• INSTRUCTIONS FOR THE TASK
Every line of the entries that holds the word "true" is to be copied.

• RECORDS FOR THIS TASK
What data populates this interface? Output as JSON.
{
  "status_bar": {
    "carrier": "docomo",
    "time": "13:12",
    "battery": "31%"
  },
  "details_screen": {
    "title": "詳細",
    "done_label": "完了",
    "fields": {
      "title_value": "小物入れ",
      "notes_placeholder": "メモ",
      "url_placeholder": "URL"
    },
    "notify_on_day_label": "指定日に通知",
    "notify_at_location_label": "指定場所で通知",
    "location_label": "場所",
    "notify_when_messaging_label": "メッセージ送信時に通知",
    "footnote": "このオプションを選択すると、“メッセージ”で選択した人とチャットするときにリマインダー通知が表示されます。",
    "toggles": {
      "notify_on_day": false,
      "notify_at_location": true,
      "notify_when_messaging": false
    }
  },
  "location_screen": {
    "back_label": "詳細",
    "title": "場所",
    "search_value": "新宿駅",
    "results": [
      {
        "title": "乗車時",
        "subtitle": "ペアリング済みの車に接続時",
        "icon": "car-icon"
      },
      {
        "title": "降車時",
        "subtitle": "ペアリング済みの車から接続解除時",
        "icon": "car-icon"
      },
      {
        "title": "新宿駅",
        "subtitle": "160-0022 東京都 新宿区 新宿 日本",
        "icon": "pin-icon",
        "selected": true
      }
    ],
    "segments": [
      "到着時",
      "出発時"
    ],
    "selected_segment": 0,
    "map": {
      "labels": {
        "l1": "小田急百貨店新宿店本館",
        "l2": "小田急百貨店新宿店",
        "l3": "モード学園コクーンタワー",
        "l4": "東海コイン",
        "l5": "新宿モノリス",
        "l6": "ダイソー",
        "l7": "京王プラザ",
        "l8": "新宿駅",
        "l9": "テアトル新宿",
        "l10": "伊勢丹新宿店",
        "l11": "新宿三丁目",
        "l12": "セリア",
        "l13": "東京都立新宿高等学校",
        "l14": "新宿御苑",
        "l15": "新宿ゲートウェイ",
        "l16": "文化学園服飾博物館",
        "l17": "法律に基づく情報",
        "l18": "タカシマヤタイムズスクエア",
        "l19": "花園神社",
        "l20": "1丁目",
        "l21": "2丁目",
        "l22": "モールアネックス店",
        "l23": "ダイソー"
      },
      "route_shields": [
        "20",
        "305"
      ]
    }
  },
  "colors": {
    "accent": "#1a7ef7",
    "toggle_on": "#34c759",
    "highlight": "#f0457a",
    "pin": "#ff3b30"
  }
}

• RESPONSE BELOW
      "notify_at_location": true,
        "selected": true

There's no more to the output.